If National Bike Month has prompted you to dust off your bicycle and do more peddling, a Sacramento emergency room doctor says "do it safely and wear a helmet."
"I would hate to have people hear this and be discouraged from riding their bike; I ride my own bike," Rodgerson says.
But Rodgerson says he does see quite a number of injured patients coming into the ER after bike accidents.
"When we look back at those that have died riding their bikes, we find out that only 17 percent were wearing a helmet," Rodgerson says. "The broken bones tend to heal. But the brain injuries tend to be devastating."
A recent UC San Francisco study found that – nationwide – bike injuries among riders older than 45 rose 80 percent from 1998 to 2013. Researchers point out that there's been a cycling renaissance in recent years as more people bike for both recreation and as a way to commute. Researchers also say the trend has occurred while the U.S. shifts to an older demographic.

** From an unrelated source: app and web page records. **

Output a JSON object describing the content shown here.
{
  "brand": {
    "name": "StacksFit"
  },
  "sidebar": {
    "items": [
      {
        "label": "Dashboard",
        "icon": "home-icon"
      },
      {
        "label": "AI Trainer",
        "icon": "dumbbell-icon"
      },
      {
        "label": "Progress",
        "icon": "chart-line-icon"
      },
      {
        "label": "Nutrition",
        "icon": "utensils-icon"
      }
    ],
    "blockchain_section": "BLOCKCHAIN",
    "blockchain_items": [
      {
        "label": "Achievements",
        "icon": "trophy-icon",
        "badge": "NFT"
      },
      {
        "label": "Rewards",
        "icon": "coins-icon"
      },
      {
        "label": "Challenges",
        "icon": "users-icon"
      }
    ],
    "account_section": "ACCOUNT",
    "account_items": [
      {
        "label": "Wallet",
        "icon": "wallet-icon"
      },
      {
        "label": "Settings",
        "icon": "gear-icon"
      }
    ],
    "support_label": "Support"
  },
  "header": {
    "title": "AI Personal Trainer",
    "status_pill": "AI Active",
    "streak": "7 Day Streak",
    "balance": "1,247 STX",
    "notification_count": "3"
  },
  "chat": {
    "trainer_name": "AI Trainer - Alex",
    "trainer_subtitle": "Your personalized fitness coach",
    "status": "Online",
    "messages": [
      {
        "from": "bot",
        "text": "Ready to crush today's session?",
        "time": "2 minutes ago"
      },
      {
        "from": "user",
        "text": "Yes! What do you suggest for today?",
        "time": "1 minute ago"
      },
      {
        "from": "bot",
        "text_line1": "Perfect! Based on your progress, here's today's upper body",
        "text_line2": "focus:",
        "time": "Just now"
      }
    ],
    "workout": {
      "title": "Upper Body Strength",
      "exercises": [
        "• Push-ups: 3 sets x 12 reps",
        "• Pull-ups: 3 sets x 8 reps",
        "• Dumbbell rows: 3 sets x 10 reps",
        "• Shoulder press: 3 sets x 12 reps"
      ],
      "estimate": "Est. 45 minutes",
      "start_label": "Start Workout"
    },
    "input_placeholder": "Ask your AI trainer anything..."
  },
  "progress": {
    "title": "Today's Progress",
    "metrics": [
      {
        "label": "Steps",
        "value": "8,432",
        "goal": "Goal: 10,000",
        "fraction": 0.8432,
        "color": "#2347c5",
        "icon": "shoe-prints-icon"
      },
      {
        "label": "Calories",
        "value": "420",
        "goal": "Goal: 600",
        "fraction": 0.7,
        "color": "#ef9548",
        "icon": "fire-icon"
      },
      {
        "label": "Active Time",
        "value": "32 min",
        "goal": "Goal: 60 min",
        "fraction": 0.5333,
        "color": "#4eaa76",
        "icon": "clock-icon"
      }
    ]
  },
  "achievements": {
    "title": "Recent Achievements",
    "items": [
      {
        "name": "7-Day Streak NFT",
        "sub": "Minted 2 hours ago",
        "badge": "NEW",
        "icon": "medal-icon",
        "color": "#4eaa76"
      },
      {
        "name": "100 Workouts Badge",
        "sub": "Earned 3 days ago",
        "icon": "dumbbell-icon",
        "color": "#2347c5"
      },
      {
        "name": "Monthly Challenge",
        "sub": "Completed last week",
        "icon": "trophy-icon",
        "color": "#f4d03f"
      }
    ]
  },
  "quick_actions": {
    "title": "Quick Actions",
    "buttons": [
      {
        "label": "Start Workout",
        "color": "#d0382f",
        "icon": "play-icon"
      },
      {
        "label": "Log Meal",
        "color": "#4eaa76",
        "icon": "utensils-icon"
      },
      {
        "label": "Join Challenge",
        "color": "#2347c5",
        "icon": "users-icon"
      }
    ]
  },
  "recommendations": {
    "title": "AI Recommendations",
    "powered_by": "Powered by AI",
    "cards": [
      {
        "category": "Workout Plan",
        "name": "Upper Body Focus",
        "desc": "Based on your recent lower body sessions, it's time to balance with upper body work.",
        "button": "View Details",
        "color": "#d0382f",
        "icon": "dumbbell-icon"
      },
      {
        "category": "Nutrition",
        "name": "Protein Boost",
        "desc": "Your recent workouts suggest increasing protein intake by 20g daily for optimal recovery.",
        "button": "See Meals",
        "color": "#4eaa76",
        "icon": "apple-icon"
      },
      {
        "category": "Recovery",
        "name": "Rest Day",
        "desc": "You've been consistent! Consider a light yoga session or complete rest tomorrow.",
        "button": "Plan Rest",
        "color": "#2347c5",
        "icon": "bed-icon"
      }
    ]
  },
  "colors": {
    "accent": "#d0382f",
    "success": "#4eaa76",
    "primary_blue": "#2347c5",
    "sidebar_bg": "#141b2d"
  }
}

The study also found that the percentage of injured cyclists with head injuries rose from 10 percent to 16 percent between 1998 and 2013.
"You wouldn't drive a car without your seatbelt, you shouldn't be riding a bike without a helmet," Rodgerson says.
Rodgerson says cyclists should also follow the rules of the road and bike defensively.